How to complete this task :: Repeat all of the data word for word so that only the pictures are missing from the copy.
☆ ☆ ☆ ☆ ☆
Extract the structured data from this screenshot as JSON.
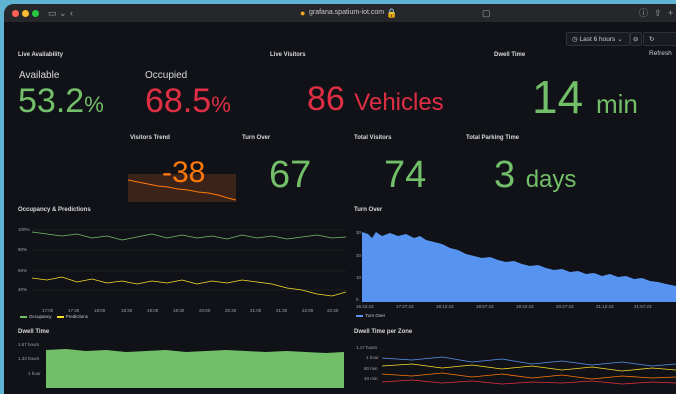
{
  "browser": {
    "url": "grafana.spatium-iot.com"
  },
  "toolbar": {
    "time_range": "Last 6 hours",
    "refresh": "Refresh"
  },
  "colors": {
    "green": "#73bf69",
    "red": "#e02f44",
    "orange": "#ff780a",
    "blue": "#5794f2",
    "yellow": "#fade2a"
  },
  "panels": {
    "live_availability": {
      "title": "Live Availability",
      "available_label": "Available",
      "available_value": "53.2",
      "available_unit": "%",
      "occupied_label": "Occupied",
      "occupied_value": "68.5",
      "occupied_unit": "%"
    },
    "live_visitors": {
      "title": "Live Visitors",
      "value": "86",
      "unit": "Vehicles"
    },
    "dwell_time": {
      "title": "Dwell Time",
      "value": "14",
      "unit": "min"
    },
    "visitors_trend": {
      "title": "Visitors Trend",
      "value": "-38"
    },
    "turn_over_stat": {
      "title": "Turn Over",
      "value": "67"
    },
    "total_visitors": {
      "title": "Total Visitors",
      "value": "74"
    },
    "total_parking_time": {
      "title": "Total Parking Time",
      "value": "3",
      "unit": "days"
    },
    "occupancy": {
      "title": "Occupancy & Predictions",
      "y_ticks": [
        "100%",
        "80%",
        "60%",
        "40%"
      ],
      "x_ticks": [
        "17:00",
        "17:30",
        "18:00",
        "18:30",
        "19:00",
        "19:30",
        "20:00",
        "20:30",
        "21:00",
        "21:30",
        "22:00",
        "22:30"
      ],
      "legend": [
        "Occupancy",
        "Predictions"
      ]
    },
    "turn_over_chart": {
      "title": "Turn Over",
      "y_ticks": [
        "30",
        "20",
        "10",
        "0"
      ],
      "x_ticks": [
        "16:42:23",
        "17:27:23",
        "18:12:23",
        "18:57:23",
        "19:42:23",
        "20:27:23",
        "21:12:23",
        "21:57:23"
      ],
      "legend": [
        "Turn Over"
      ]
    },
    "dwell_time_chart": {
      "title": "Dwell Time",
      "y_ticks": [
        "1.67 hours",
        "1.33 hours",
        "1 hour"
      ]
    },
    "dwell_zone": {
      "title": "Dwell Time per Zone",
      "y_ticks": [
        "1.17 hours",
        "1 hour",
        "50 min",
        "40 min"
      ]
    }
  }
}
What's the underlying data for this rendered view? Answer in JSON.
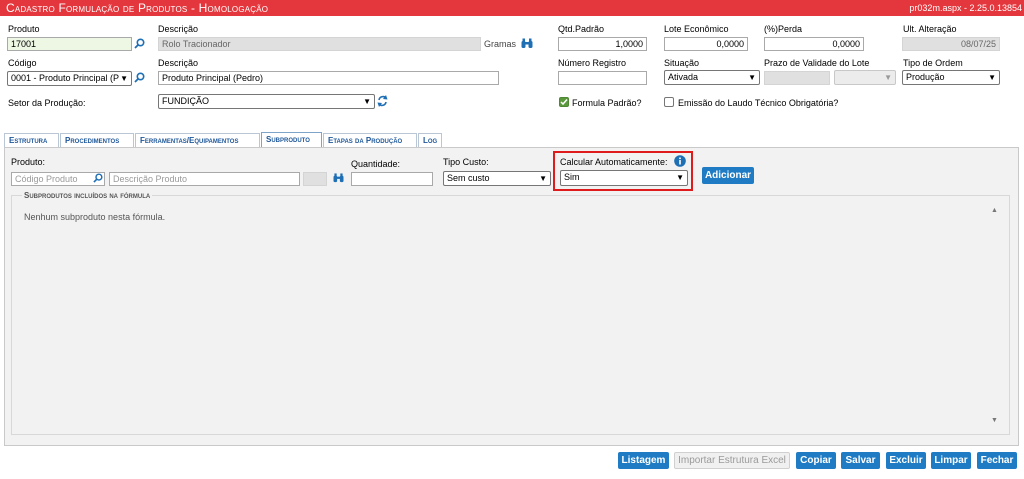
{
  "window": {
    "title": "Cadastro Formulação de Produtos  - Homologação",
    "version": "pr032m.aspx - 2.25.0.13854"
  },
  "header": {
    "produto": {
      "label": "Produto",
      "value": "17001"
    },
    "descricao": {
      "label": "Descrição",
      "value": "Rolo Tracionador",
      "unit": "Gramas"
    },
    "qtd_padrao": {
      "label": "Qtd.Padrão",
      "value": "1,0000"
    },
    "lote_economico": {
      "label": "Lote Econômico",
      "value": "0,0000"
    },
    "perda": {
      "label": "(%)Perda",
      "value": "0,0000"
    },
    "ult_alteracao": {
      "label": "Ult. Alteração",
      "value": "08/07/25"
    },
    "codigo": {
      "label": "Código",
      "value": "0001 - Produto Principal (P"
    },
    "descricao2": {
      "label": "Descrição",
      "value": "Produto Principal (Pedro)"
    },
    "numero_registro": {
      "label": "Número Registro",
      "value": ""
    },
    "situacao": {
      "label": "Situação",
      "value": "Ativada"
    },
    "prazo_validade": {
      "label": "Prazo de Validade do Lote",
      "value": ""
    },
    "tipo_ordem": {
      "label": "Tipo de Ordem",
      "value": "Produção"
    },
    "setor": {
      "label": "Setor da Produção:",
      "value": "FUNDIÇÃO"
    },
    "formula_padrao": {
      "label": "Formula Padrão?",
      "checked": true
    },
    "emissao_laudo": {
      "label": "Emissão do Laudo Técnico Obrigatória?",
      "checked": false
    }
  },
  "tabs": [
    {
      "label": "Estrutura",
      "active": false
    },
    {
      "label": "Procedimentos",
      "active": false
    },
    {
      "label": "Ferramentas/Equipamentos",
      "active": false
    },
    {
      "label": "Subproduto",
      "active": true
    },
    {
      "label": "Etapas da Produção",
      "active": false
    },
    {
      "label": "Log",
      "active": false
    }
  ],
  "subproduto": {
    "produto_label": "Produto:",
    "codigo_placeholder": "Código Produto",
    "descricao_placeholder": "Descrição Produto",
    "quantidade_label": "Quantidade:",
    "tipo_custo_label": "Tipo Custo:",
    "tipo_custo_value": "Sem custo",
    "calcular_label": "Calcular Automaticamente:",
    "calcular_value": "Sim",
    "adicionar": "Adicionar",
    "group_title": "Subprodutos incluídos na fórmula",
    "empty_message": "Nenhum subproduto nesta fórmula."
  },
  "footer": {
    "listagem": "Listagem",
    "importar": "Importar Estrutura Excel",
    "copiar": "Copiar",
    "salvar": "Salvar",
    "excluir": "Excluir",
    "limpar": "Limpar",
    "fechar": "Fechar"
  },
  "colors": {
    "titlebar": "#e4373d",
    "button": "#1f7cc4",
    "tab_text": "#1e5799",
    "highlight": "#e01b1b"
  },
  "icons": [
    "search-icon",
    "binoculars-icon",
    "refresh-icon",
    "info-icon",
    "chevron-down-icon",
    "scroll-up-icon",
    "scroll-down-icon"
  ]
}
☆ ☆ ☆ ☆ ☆
Answer space ::
Extract the structured data from this screenshot as JSON.
{
  "browser": {
    "url": "grafana.spatium-iot.com"
  },
  "toolbar": {
    "time_range": "Last 6 hours",
    "refresh": "Refresh"
  },
  "colors": {
    "green": "#73bf69",
    "red": "#e02f44",
    "orange": "#ff780a",
    "blue": "#5794f2",
    "yellow": "#fade2a"
  },
  "panels": {
    "live_availability": {
      "title": "Live Availability",
      "available_label": "Available",
      "available_value": "53.2",
      "available_unit": "%",
      "occupied_label": "Occupied",
      "occupied_value": "68.5",
      "occupied_unit": "%"
    },
    "live_visitors": {
      "title": "Live Visitors",
      "value": "86",
      "unit": "Vehicles"
    },
    "dwell_time": {
      "title": "Dwell Time",
      "value": "14",
      "unit": "min"
    },
    "visitors_trend": {
      "title": "Visitors Trend",
      "value": "-38"
    },
    "turn_over_stat": {
      "title": "Turn Over",
      "value": "67"
    },
    "total_visitors": {
      "title": "Total Visitors",
      "value": "74"
    },
    "total_parking_time": {
      "title": "Total Parking Time",
      "value": "3",
      "unit": "days"
    },
    "occupancy": {
      "title": "Occupancy & Predictions",
      "y_ticks": [
        "100%",
        "80%",
        "60%",
        "40%"
      ],
      "x_ticks": [
        "17:00",
        "17:30",
        "18:00",
        "18:30",
        "19:00",
        "19:30",
        "20:00",
        "20:30",
        "21:00",
        "21:30",
        "22:00",
        "22:30"
      ],
      "legend": [
        "Occupancy",
        "Predictions"
      ]
    },
    "turn_over_chart": {
      "title": "Turn Over",
      "y_ticks": [
        "30",
        "20",
        "10",
        "0"
      ],
      "x_ticks": [
        "16:42:23",
        "17:27:23",
        "18:12:23",
        "18:57:23",
        "19:42:23",
        "20:27:23",
        "21:12:23",
        "21:57:23"
      ],
      "legend": [
        "Turn Over"
      ]
    },
    "dwell_time_chart": {
      "title": "Dwell Time",
      "y_ticks": [
        "1.67 hours",
        "1.33 hours",
        "1 hour"
      ]
    },
    "dwell_zone": {
      "title": "Dwell Time per Zone",
      "y_ticks": [
        "1.17 hours",
        "1 hour",
        "50 min",
        "40 min"
      ]
    }
  }
}
What's the underlying data for this rendered view? Answer in JSON.
{
  "window": {
    "title": "Cadastro Formulação de Produtos  - Homologação",
    "version": "pr032m.aspx - 2.25.0.13854"
  },
  "header": {
    "produto": {
      "label": "Produto",
      "value": "17001"
    },
    "descricao": {
      "label": "Descrição",
      "value": "Rolo Tracionador",
      "unit": "Gramas"
    },
    "qtd_padrao": {
      "label": "Qtd.Padrão",
      "value": "1,0000"
    },
    "lote_economico": {
      "label": "Lote Econômico",
      "value": "0,0000"
    },
    "perda": {
      "label": "(%)Perda",
      "value": "0,0000"
    },
    "ult_alteracao": {
      "label": "Ult. Alteração",
      "value": "08/07/25"
    },
    "codigo": {
      "label": "Código",
      "value": "0001 - Produto Principal (P"
    },
    "descricao2": {
      "label": "Descrição",
      "value": "Produto Principal (Pedro)"
    },
    "numero_registro": {
      "label": "Número Registro",
      "value": ""
    },
    "situacao": {
      "label": "Situação",
      "value": "Ativada"
    },
    "prazo_validade": {
      "label": "Prazo de Validade do Lote",
      "value": ""
    },
    "tipo_ordem": {
      "label": "Tipo de Ordem",
      "value": "Produção"
    },
    "setor": {
      "label": "Setor da Produção:",
      "value": "FUNDIÇÃO"
    },
    "formula_padrao": {
      "label": "Formula Padrão?",
      "checked": true
    },
    "emissao_laudo": {
      "label": "Emissão do Laudo Técnico Obrigatória?",
      "checked": false
    }
  },
  "tabs": [
    {
      "label": "Estrutura",
      "active": false
    },
    {
      "label": "Procedimentos",
      "active": false
    },
    {
      "label": "Ferramentas/Equipamentos",
      "active": false
    },
    {
      "label": "Subproduto",
      "active": true
    },
    {
      "label": "Etapas da Produção",
      "active": false
    },
    {
      "label": "Log",
      "active": false
    }
  ],
  "subproduto": {
    "produto_label": "Produto:",
    "codigo_placeholder": "Código Produto",
    "descricao_placeholder": "Descrição Produto",
    "quantidade_label": "Quantidade:",
    "tipo_custo_label": "Tipo Custo:",
    "tipo_custo_value": "Sem custo",
    "calcular_label": "Calcular Automaticamente:",
    "calcular_value": "Sim",
    "adicionar": "Adicionar",
    "group_title": "Subprodutos incluídos na fórmula",
    "empty_message": "Nenhum subproduto nesta fórmula."
  },
  "footer": {
    "listagem": "Listagem",
    "importar": "Importar Estrutura Excel",
    "copiar": "Copiar",
    "salvar": "Salvar",
    "excluir": "Excluir",
    "limpar": "Limpar",
    "fechar": "Fechar"
  },
  "colors": {
    "titlebar": "#e4373d",
    "button": "#1f7cc4",
    "tab_text": "#1e5799",
    "highlight": "#e01b1b"
  },
  "icons": [
    "search-icon",
    "binoculars-icon",
    "refresh-icon",
    "info-icon",
    "chevron-down-icon",
    "scroll-up-icon",
    "scroll-down-icon"
  ]
}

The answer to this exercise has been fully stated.